Our Philosophy or How We View the World
Psychology is the science of behavior. Based on this maxim we have emphasized in our service tradition teaching others the knowledge required to help produce the necessary behaviors to live well.
Because of this, our goals and objectives are directed towards achieving that the human being can live in tranquility, in peace with himself or herself, and in harmony, not only with his or her own emotionality, reason and conscience, but with his or her immediate environment, that is, the family, as well as with the surrounding and universal society.
We believe that the basis for the logical and rational good social order consists basically in positively reinforcing the appropriate behaviors of others.
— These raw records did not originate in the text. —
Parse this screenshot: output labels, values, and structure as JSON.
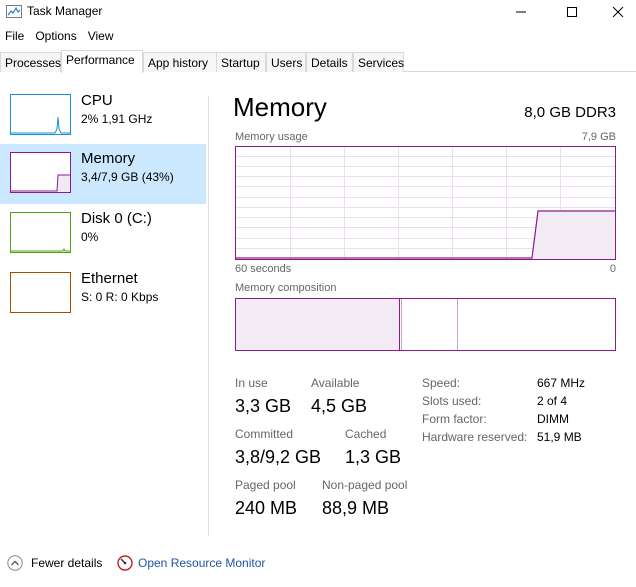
{
  "window": {
    "title": "Task Manager"
  },
  "menu": [
    "File",
    "Options",
    "View"
  ],
  "tabs": [
    "Processes",
    "Performance",
    "App history",
    "Startup",
    "Users",
    "Details",
    "Services"
  ],
  "active_tab": "Performance",
  "sidebar": {
    "items": [
      {
        "name": "CPU",
        "sub": "2% 1,91 GHz",
        "color": "#1790d4"
      },
      {
        "name": "Memory",
        "sub": "3,4/7,9 GB (43%)",
        "color": "#8b1a8f"
      },
      {
        "name": "Disk 0 (C:)",
        "sub": "0%",
        "color": "#4da60c"
      },
      {
        "name": "Ethernet",
        "sub": "S: 0 R: 0 Kbps",
        "color": "#a74f01"
      }
    ]
  },
  "memory": {
    "title": "Memory",
    "spec": "8,0 GB DDR3",
    "usage_label": "Memory usage",
    "usage_max": "7,9 GB",
    "time_label": "60 seconds",
    "time_zero": "0",
    "composition_label": "Memory composition",
    "stats": {
      "in_use_label": "In use",
      "in_use": "3,3 GB",
      "available_label": "Available",
      "available": "4,5 GB",
      "committed_label": "Committed",
      "committed": "3,8/9,2 GB",
      "cached_label": "Cached",
      "cached": "1,3 GB",
      "paged_label": "Paged pool",
      "paged": "240 MB",
      "nonpaged_label": "Non-paged pool",
      "nonpaged": "88,9 MB"
    },
    "specs": {
      "speed_label": "Speed:",
      "speed": "667 MHz",
      "slots_label": "Slots used:",
      "slots": "2 of 4",
      "form_label": "Form factor:",
      "form": "DIMM",
      "reserved_label": "Hardware reserved:",
      "reserved": "51,9 MB"
    }
  },
  "footer": {
    "fewer_details": "Fewer details",
    "resource_monitor": "Open Resource Monitor"
  },
  "colors": {
    "memory_accent": "#8b1a8f",
    "selection": "#cce8ff",
    "link": "#1b56a5"
  },
  "icons": [
    "task-manager-icon",
    "minimize-icon",
    "maximize-icon",
    "close-icon",
    "chevron-up-icon",
    "resource-monitor-icon"
  ]
}
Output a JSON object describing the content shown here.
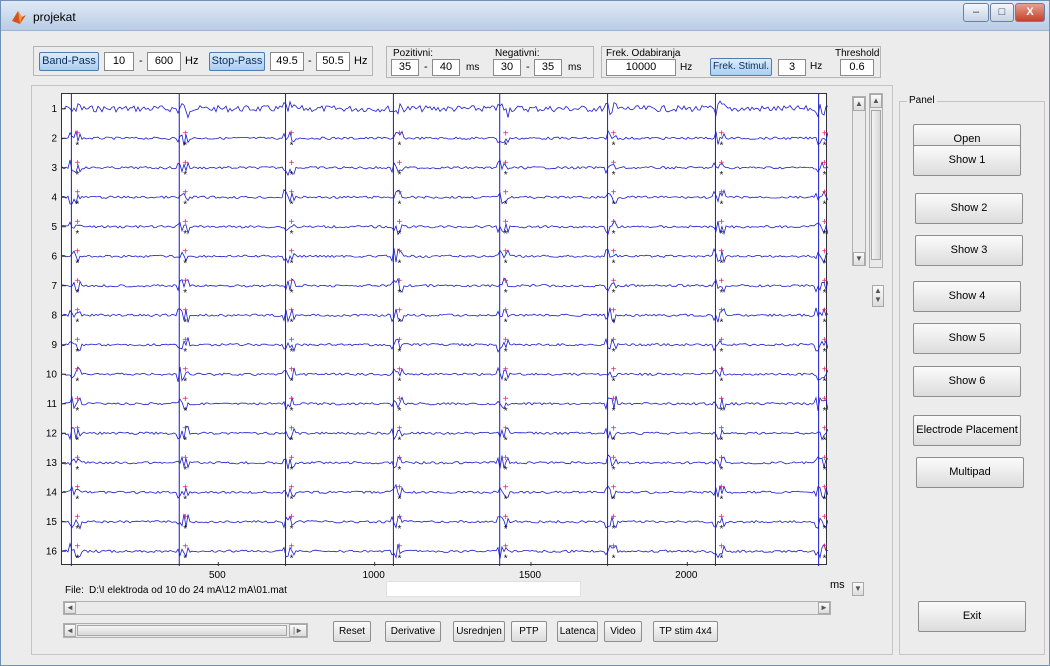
{
  "window": {
    "title": "projekat",
    "minimize_label": "–",
    "maximize_label": "□",
    "close_label": "X"
  },
  "filters": {
    "band_pass_label": "Band-Pass",
    "band_low": "10",
    "band_dash": "-",
    "band_high": "600",
    "band_unit": "Hz",
    "stop_pass_label": "Stop-Pass",
    "stop_low": "49.5",
    "stop_dash": "-",
    "stop_high": "50.5",
    "stop_unit": "Hz"
  },
  "windows": {
    "pozitivni_label": "Pozitivni:",
    "poz_low": "35",
    "poz_dash": "-",
    "poz_high": "40",
    "poz_unit": "ms",
    "negativni_label": "Negativni:",
    "neg_low": "30",
    "neg_dash": "-",
    "neg_high": "35",
    "neg_unit": "ms"
  },
  "sampling": {
    "frek_label": "Frek. Odabiranja",
    "frek_value": "10000",
    "frek_unit": "Hz",
    "stim_label": "Frek. Stimul.",
    "stim_value": "3",
    "stim_unit": "Hz",
    "threshold_label": "Threshold",
    "threshold_value": "0.6"
  },
  "panel": {
    "title": "Panel",
    "open": "Open",
    "show1": "Show 1",
    "show2": "Show 2",
    "show3": "Show 3",
    "show4": "Show 4",
    "show5": "Show 5",
    "show6": "Show 6",
    "electrode": "Electrode Placement",
    "multipad": "Multipad",
    "exit": "Exit"
  },
  "file": {
    "label": "File:",
    "path": "D:\\I elektroda od 10 do 24 mA\\12 mA\\01.mat"
  },
  "bottom_buttons": {
    "reset": "Reset",
    "derivative": "Derivative",
    "usrednjen": "Usrednjen",
    "ptp": "PTP",
    "latenca": "Latenca",
    "video": "Video",
    "tp_stim": "TP stim 4x4"
  },
  "scroll": {
    "up": "▲",
    "down": "▼",
    "left": "◄",
    "right": "►",
    "small_right": "|►"
  },
  "chart_data": {
    "type": "line",
    "x_unit_label": "ms",
    "xlim": [
      0,
      2450
    ],
    "x_ticks": [
      500,
      1000,
      1500,
      2000
    ],
    "channels": [
      "1",
      "2",
      "3",
      "4",
      "5",
      "6",
      "7",
      "8",
      "9",
      "10",
      "11",
      "12",
      "13",
      "14",
      "15",
      "16"
    ],
    "stimulus_times_ms": [
      30,
      375,
      715,
      1060,
      1400,
      1745,
      2090,
      2420
    ],
    "colors": {
      "signal": "#1a1acc",
      "positive_marker": "#e0206a",
      "negative_marker": "#111111",
      "stim_line": "#1a1acc"
    }
  }
}
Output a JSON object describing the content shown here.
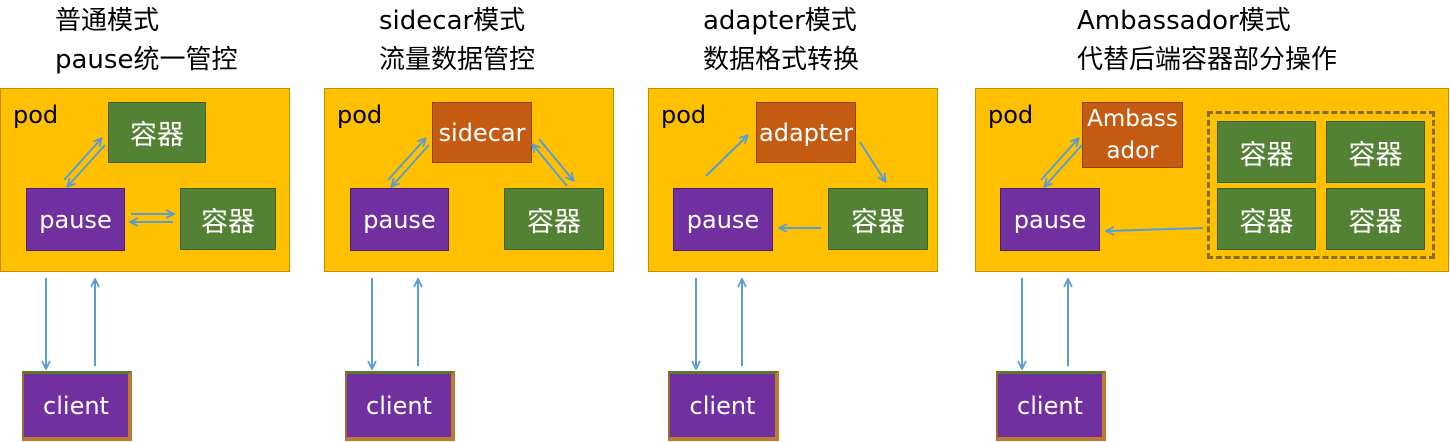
{
  "panels": [
    {
      "title_line1": "普通模式",
      "title_line2": "pause统一管控",
      "pod_label": "pod",
      "container_top": "容器",
      "pause": "pause",
      "container_right": "容器",
      "client": "client"
    },
    {
      "title_line1": "sidecar模式",
      "title_line2": "流量数据管控",
      "pod_label": "pod",
      "sidecar": "sidecar",
      "pause": "pause",
      "container": "容器",
      "client": "client"
    },
    {
      "title_line1": "adapter模式",
      "title_line2": "数据格式转换",
      "pod_label": "pod",
      "adapter": "adapter",
      "pause": "pause",
      "container": "容器",
      "client": "client"
    },
    {
      "title_line1": "Ambassador模式",
      "title_line2": "代替后端容器部分操作",
      "pod_label": "pod",
      "ambassador_line1": "Ambass",
      "ambassador_line2": "ador",
      "pause": "pause",
      "containers": [
        "容器",
        "容器",
        "容器",
        "容器"
      ],
      "client": "client"
    }
  ],
  "colors": {
    "pod": "#ffc000",
    "container": "#548235",
    "pause": "#7030a0",
    "sidecar": "#c55a11",
    "arrow": "#5b9bd5"
  }
}
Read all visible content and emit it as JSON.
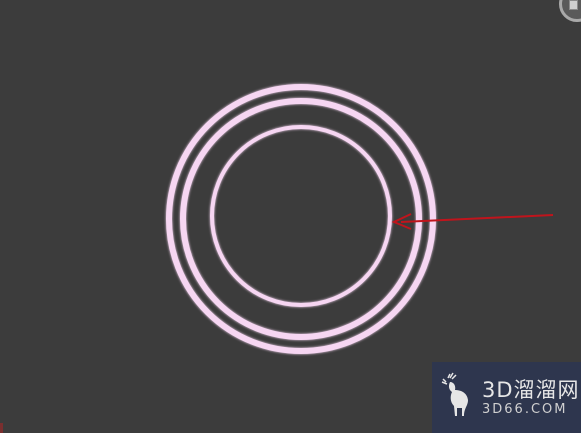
{
  "viewport": {
    "background_color": "#3c3c3c"
  },
  "shapes": {
    "ring_color": "#f6d6f2",
    "ring_glow_color": "#e7a7e2",
    "arrow_color": "#c0141c",
    "description_items": [
      "outer-ring",
      "middle-ring",
      "inner-ring"
    ]
  },
  "navigation": {
    "viewcube_icon": "viewcube-icon"
  },
  "watermark": {
    "brand": "3D溜溜网",
    "url": "3D66.COM",
    "logo_icon": "deer-icon"
  }
}
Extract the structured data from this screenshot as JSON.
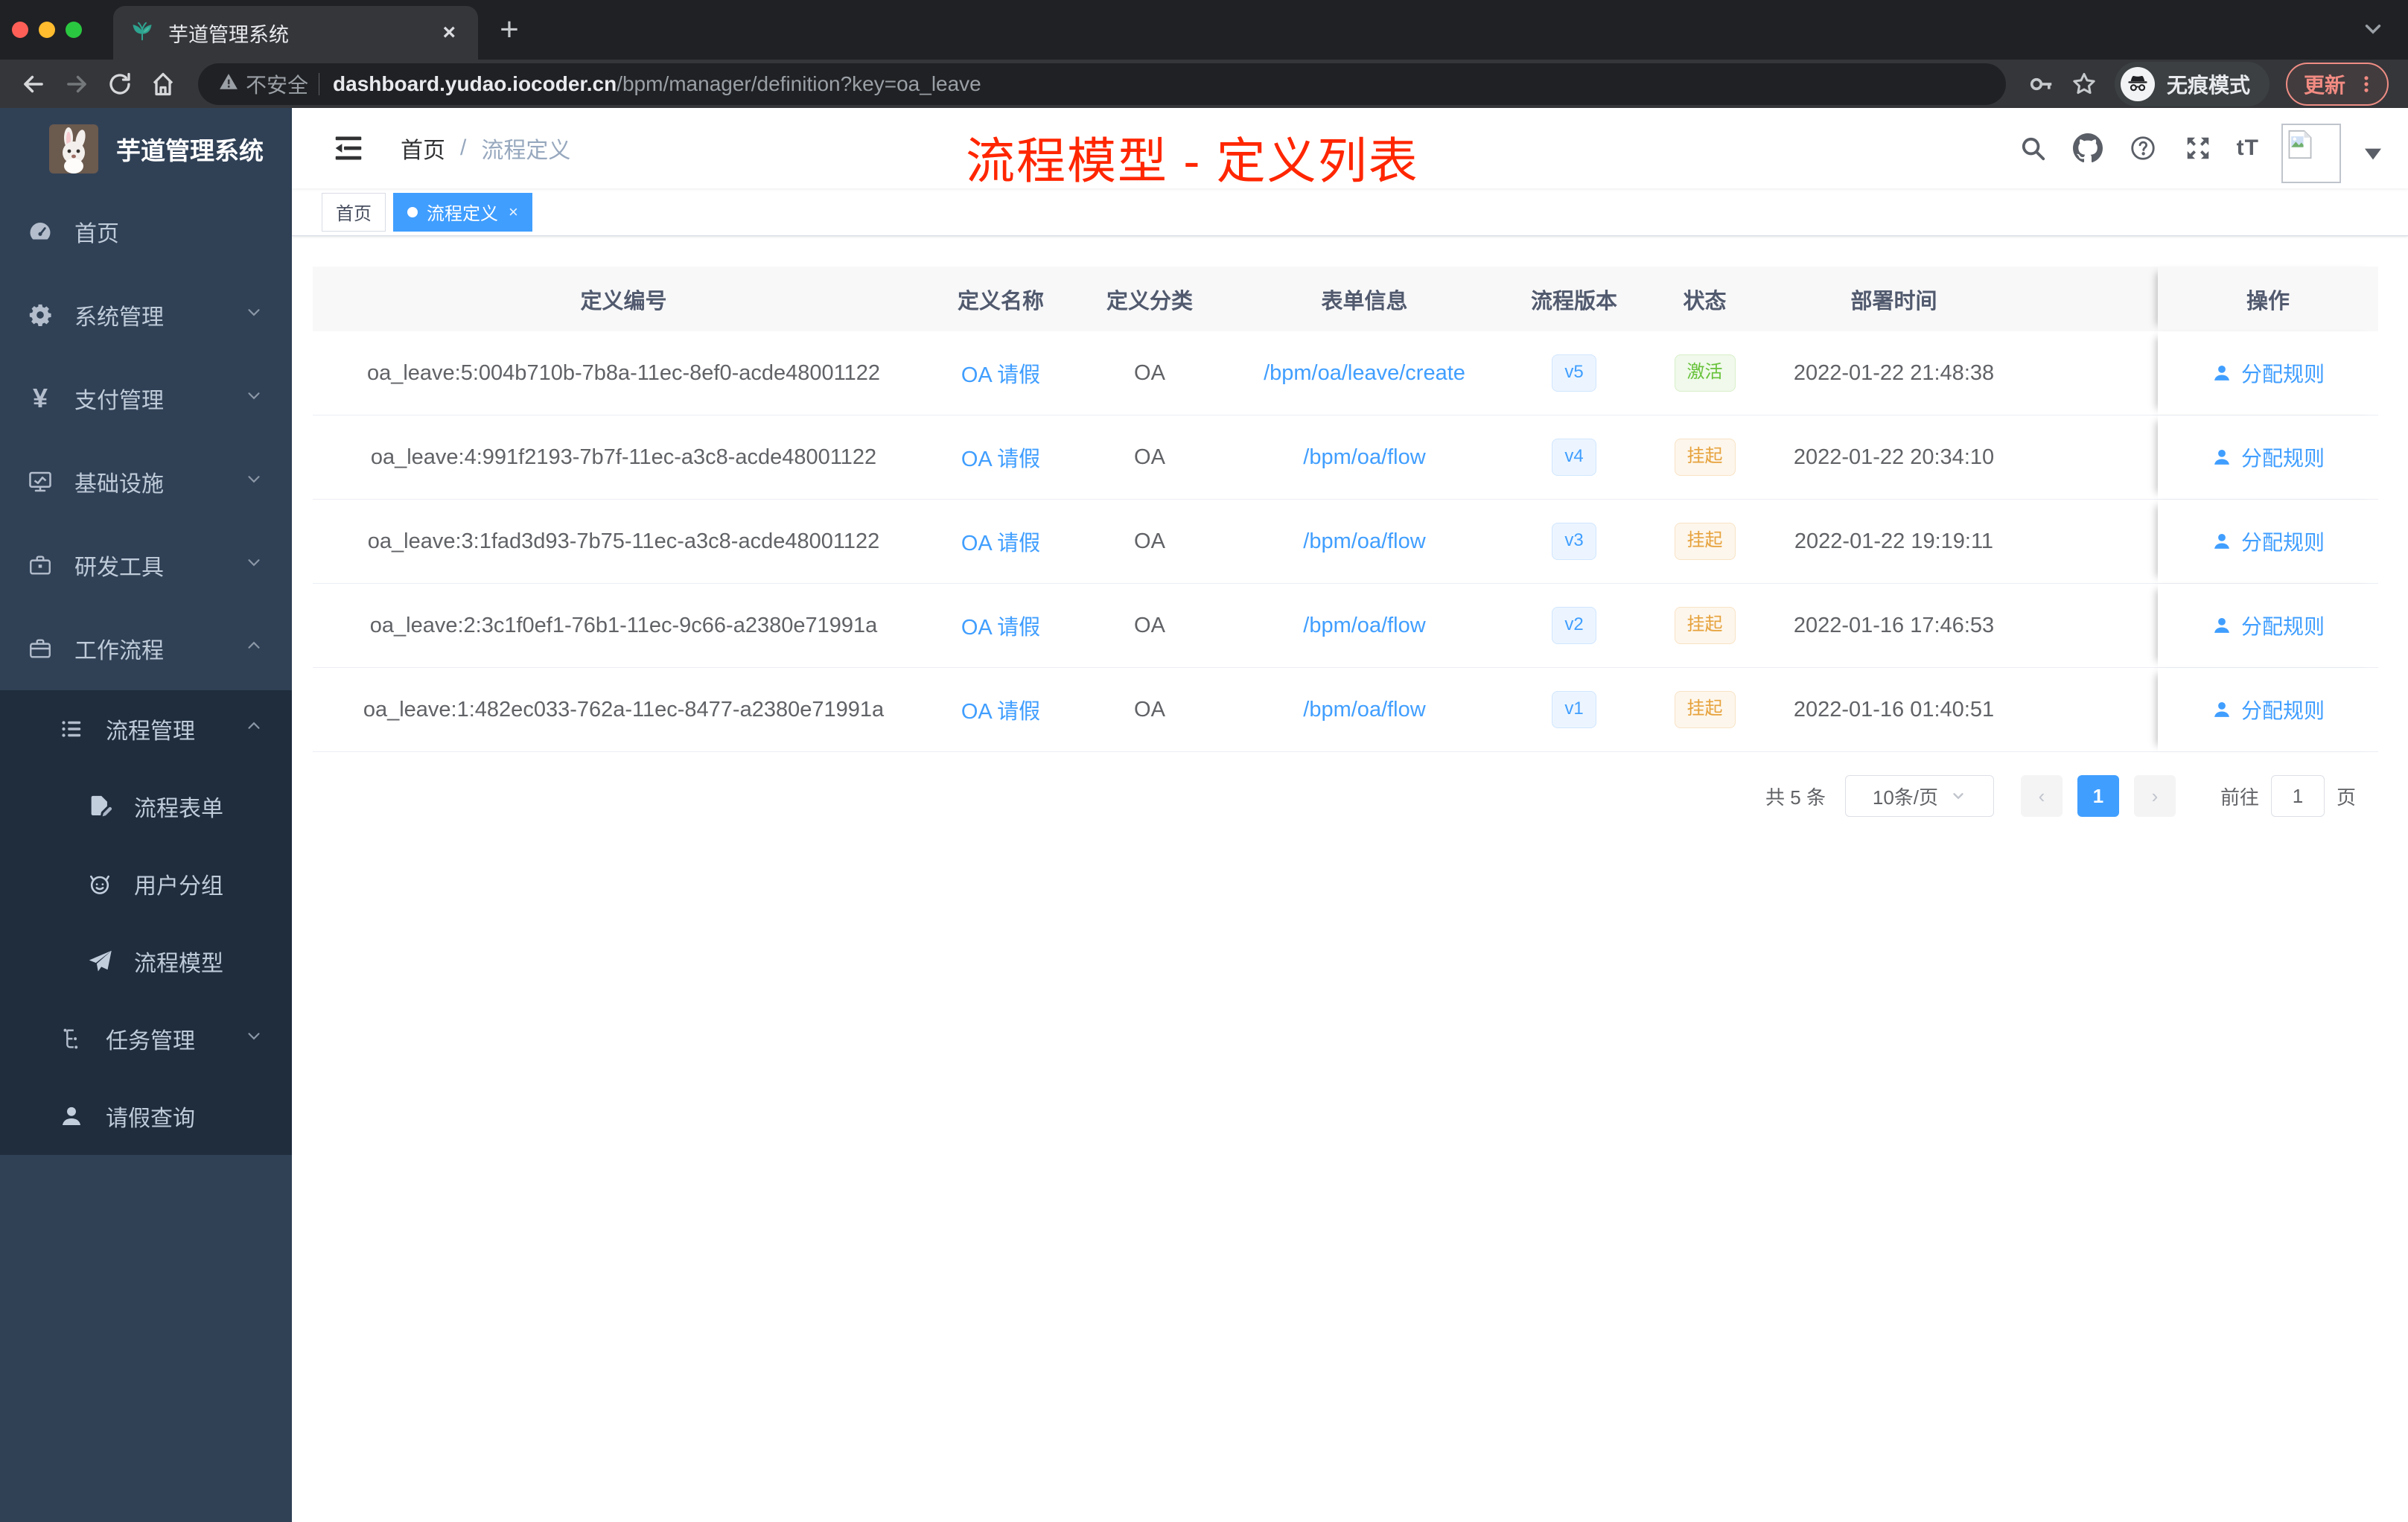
{
  "colors": {
    "accent": "#409eff",
    "success": "#67c23a",
    "warning": "#e6a23c",
    "annotation_red": "#ff2600",
    "sidebar_bg": "#304156",
    "submenu_bg": "#1f2d3d"
  },
  "browser": {
    "tab_title": "芋道管理系统",
    "tab_close": "×",
    "new_tab": "+",
    "security_label": "不安全",
    "url_host": "dashboard.yudao.iocoder.cn",
    "url_path": "/bpm/manager/definition?key=oa_leave",
    "incognito_label": "无痕模式",
    "update_label": "更新"
  },
  "sidebar": {
    "logo_title": "芋道管理系统",
    "items": [
      {
        "label": "首页",
        "icon": "dashboard-icon",
        "level": 1,
        "chevron": null,
        "sub": false
      },
      {
        "label": "系统管理",
        "icon": "gear-icon",
        "level": 1,
        "chevron": "down",
        "sub": false
      },
      {
        "label": "支付管理",
        "icon": "yen-icon",
        "level": 1,
        "chevron": "down",
        "sub": false
      },
      {
        "label": "基础设施",
        "icon": "monitor-icon",
        "level": 1,
        "chevron": "down",
        "sub": false
      },
      {
        "label": "研发工具",
        "icon": "toolbox-icon",
        "level": 1,
        "chevron": "down",
        "sub": false
      },
      {
        "label": "工作流程",
        "icon": "briefcase-icon",
        "level": 1,
        "chevron": "up",
        "sub": false
      },
      {
        "label": "流程管理",
        "icon": "list-icon",
        "level": 2,
        "chevron": "up",
        "sub": true
      },
      {
        "label": "流程表单",
        "icon": "form-edit-icon",
        "level": 3,
        "chevron": null,
        "sub": true
      },
      {
        "label": "用户分组",
        "icon": "face-icon",
        "level": 3,
        "chevron": null,
        "sub": true
      },
      {
        "label": "流程模型",
        "icon": "paper-plane-icon",
        "level": 3,
        "chevron": null,
        "sub": true
      },
      {
        "label": "任务管理",
        "icon": "tree-icon",
        "level": 2,
        "chevron": "down",
        "sub": true
      },
      {
        "label": "请假查询",
        "icon": "user-icon",
        "level": 2,
        "chevron": null,
        "sub": true
      }
    ]
  },
  "navbar": {
    "breadcrumb": {
      "home": "首页",
      "separator": "/",
      "current": "流程定义"
    },
    "right_icons": [
      "search-icon",
      "github-icon",
      "question-icon",
      "fullscreen-icon",
      "font-size-icon"
    ],
    "font_size_glyph": "tT"
  },
  "annotation": {
    "text": "流程模型 - 定义列表"
  },
  "tags": {
    "home": {
      "label": "首页"
    },
    "active": {
      "label": "流程定义",
      "close": "×"
    }
  },
  "table": {
    "columns": [
      "定义编号",
      "定义名称",
      "定义分类",
      "表单信息",
      "流程版本",
      "状态",
      "部署时间",
      "操作"
    ],
    "rows": [
      {
        "id": "oa_leave:5:004b710b-7b8a-11ec-8ef0-acde48001122",
        "name": "OA 请假",
        "category": "OA",
        "form": "/bpm/oa/leave/create",
        "version": "v5",
        "status": "激活",
        "status_type": "success",
        "time": "2022-01-22 21:48:38",
        "action": "分配规则"
      },
      {
        "id": "oa_leave:4:991f2193-7b7f-11ec-a3c8-acde48001122",
        "name": "OA 请假",
        "category": "OA",
        "form": "/bpm/oa/flow",
        "version": "v4",
        "status": "挂起",
        "status_type": "warning",
        "time": "2022-01-22 20:34:10",
        "action": "分配规则"
      },
      {
        "id": "oa_leave:3:1fad3d93-7b75-11ec-a3c8-acde48001122",
        "name": "OA 请假",
        "category": "OA",
        "form": "/bpm/oa/flow",
        "version": "v3",
        "status": "挂起",
        "status_type": "warning",
        "time": "2022-01-22 19:19:11",
        "action": "分配规则"
      },
      {
        "id": "oa_leave:2:3c1f0ef1-76b1-11ec-9c66-a2380e71991a",
        "name": "OA 请假",
        "category": "OA",
        "form": "/bpm/oa/flow",
        "version": "v2",
        "status": "挂起",
        "status_type": "warning",
        "time": "2022-01-16 17:46:53",
        "action": "分配规则"
      },
      {
        "id": "oa_leave:1:482ec033-762a-11ec-8477-a2380e71991a",
        "name": "OA 请假",
        "category": "OA",
        "form": "/bpm/oa/flow",
        "version": "v1",
        "status": "挂起",
        "status_type": "warning",
        "time": "2022-01-16 01:40:51",
        "action": "分配规则"
      }
    ]
  },
  "pagination": {
    "total": "共 5 条",
    "page_size": "10条/页",
    "prev": "‹",
    "current_page": "1",
    "next": "›",
    "goto_label": "前往",
    "goto_value": "1",
    "page_unit": "页"
  }
}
What is positive reinforcement but another name for Love?
This is why many of our methods and technologies to achieve a more coherent and satisfactory life are based on the pondered application of this basic way of being for an adequate human coexistence.
My view of my work is to help others… Learn to Live Better®. This is part of why I call myself a Humanistic Behavioral Clinical Psychologist. It is just the way I do things in therapy. A philosophical view.
Humanistic behavioral clinical psychology is a branch of psychology that combines the principles of humanistic psychology with those of behavioral psychology. It is a holistic approach to understanding and treating mental health issues that emphasizes the unique experiences, feelings, and needs of each individual.
Humanistic psychology is a psychological perspective that emphasizes the inherent goodness of people and their capacity for self-determination and personal growth. It emphasizes the importance of subjective experiences and personal meaning in people’s lives, and promotes empathy, self-exploration, and self-actualization as key to psychological well-being.
Behavioral psychology, on the other hand, is a perspective that focuses on the role of environmental and learning experiences in shaping behavior. It emphasizes the importance of reinforcing or punishing specific behaviors in order to modify them, and uses techniques such as operant conditioning and classical conditioning to understand and change behavior.
Humanistic behavioral clinical psychology combines these two approaches by taking into account both the internal experiences and subjective meaning of an individual, as well as the external factors that may be influencing their behavior. This approach is often used in therapy to help individuals understand and change their thoughts, feelings, and behaviors in order to improve their overall well-being.
My background is in Rogerian Client Centered Therapy grounded in learning theory principles, behavior modification and behavior therapy. When I learned these things, Cognitive Behavior Therapy was not yet conceived as an approach. Thus, my synthesis is a distillation of the approach I have developed as my own in over 45 years of clinical practice.
In working with couples of all sexes or groups of reference, I emphasize positive reinforcement, effective/direct/face-to-face communication of the dyad (vs. “speeches“), verification prior to responding, goal-setting, contingency management, behavioral contracting following my research on Interaction Therapy, etc., etc.
I have learned much from Gottman, but I do not follow “cookbooks“, unless I am actually cooking, which is also a passion of mine. When required, I provide permission, limited information, specific suggestions or intensive therapy when dealing with sexual concerns, as per Annon & Robinson’s PLISSIT Model.
When couples consult me, we establish a therapeutic contract in which we clarify the goals of therapy. Specifically, I make clear that the couple wants to stay together, for I am not very good at just being a referee of a boxing match. They need to learn to think if what they are going to say is to get closer to the partner or to punish the partner. We work on increasing the former and reducing the latter. Of course, at times partners realize they do not wish to continue being together. Then, if accepted, my task becomes to produce a friendly separation with minimal disruption to the lives of significant others, especially kids.
I follow similar approaches in working with individuals. Obviously, I first need to understand the needs of the consulting person, and have to ask questions to formulate in my mind not only what may be occurring (e.g., antecedents, behavior, consequences—the ABC’s of human behavior), but also what needs to be done, with the least effort possible on the part of the person, to accomplish those goals in a manner that is efficient and effective, in consonance with the mores of society, which I like to believe I represent.
Acceptance and reflection are important aspects of individual therapy. My approach is to offer suggestions that the person cannot refuse (somewhat à la The Godfather…). I believe that the judicious use of verbal positive reinforcement is instrumental in guiding the individual, like the forceful stream of a river, in the direction of the desired outcomes.
In working with families, the needs of the “parents” need to be weighed in reference to the needs of the “children”, who may themselves be adults already. The goals of the therapy need to be determined early on, and an acceptable set of outcomes agreed upon. The interaction amongst the members of the family is of paramount importance, leading to a variety of intervention approaches. In any event, the task usually revolves around reaching a negotiated and acceptable compromise that can be adhered to by all.
To be this way is to be a Humanistic Behavioral Clinical Psychologist.
Our doors are open to anyone that needs or wants to live better.
We are here to help you…
Learn to Live Better ®